TASK PROMPT
In the records, find each line where "time" occurs, and copy it.

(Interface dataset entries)
>>>

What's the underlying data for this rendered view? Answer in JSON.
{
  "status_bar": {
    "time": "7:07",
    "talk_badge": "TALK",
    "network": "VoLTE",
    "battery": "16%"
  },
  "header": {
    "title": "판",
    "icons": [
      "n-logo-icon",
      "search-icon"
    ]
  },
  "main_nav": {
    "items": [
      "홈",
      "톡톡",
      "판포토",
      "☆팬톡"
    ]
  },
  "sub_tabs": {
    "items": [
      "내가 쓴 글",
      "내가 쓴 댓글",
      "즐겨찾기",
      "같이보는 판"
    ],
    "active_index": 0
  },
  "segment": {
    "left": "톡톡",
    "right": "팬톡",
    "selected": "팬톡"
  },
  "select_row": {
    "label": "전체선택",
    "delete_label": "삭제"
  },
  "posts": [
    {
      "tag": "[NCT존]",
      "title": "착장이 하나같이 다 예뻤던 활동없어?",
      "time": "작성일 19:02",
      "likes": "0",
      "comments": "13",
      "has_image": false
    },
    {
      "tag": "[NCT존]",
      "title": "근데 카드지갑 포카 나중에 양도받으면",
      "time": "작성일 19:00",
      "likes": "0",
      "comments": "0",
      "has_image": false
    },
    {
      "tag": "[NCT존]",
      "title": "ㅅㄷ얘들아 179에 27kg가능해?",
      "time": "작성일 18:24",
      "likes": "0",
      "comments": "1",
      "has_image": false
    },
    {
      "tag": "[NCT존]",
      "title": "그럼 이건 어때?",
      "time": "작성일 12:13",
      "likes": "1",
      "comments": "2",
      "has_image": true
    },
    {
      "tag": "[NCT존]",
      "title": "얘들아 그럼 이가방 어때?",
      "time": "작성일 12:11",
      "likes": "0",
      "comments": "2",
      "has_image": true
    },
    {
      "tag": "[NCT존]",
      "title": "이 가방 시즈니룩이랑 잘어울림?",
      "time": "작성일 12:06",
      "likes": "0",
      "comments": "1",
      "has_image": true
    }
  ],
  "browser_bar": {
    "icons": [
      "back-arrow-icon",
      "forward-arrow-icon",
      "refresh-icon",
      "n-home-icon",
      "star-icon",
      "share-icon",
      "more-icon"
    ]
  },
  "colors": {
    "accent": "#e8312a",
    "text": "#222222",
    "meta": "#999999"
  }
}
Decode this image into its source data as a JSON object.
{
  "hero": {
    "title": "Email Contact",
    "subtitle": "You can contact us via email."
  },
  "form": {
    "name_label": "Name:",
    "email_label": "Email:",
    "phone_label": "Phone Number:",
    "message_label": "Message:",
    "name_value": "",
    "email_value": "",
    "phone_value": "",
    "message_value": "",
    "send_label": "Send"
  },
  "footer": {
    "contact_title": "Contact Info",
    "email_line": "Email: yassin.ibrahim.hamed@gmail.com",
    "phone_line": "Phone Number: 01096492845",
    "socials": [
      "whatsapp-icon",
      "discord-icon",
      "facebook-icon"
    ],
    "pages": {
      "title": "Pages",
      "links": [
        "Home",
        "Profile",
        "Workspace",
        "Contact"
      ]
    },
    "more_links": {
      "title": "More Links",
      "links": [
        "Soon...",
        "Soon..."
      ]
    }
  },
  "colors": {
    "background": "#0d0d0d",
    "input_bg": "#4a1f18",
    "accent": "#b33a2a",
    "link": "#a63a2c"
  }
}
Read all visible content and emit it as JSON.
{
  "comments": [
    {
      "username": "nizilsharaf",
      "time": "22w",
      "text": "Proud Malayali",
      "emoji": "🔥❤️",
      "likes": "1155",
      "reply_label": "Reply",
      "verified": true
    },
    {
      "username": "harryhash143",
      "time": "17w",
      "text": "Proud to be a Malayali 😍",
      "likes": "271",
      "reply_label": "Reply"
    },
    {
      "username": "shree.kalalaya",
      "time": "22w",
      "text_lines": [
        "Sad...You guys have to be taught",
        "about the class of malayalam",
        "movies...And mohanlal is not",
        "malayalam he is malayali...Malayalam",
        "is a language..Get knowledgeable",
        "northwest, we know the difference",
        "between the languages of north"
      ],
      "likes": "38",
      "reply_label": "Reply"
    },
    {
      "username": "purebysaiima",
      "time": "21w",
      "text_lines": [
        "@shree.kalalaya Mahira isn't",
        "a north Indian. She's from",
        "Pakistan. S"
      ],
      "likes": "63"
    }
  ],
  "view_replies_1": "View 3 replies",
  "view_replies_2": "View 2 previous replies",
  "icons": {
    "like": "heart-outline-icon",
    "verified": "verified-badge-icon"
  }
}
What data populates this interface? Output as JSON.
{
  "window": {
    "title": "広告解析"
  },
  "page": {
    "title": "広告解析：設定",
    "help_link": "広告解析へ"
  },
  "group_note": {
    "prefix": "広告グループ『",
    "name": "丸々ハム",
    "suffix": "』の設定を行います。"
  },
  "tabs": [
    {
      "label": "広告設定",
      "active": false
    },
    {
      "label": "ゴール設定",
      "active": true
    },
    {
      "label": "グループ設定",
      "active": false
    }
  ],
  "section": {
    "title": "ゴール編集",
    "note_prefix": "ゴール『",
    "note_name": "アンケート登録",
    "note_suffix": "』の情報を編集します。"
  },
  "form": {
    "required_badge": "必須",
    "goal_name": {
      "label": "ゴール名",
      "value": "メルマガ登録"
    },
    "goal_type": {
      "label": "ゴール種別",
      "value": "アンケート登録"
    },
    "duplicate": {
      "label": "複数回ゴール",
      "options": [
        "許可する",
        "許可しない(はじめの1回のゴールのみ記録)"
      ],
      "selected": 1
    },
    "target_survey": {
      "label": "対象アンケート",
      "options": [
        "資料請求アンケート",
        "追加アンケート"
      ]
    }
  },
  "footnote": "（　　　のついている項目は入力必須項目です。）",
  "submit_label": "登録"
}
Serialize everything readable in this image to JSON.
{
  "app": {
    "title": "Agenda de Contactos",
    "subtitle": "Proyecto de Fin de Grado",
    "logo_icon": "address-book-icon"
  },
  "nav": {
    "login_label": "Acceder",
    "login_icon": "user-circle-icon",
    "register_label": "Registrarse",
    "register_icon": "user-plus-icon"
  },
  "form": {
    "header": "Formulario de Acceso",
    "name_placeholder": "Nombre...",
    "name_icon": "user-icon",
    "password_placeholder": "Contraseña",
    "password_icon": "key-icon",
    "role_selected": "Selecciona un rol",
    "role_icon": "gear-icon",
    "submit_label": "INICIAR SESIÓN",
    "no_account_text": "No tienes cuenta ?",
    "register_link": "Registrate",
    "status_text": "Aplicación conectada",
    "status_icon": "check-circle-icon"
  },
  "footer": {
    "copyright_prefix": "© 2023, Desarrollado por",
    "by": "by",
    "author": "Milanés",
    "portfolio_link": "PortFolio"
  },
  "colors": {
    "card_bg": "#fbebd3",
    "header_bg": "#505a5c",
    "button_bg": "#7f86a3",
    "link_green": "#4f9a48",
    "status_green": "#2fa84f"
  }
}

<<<

COMPLETED EXERCISE
    "time": "7:07",
      "time": "작성일 19:02",
      "time": "작성일 19:00",
      "time": "작성일 18:24",
      "time": "작성일 12:13",
      "time": "작성일 12:11",
      "time": "작성일 12:06",
      "time": "22w",
      "time": "17w",
      "time": "22w",
      "time": "21w",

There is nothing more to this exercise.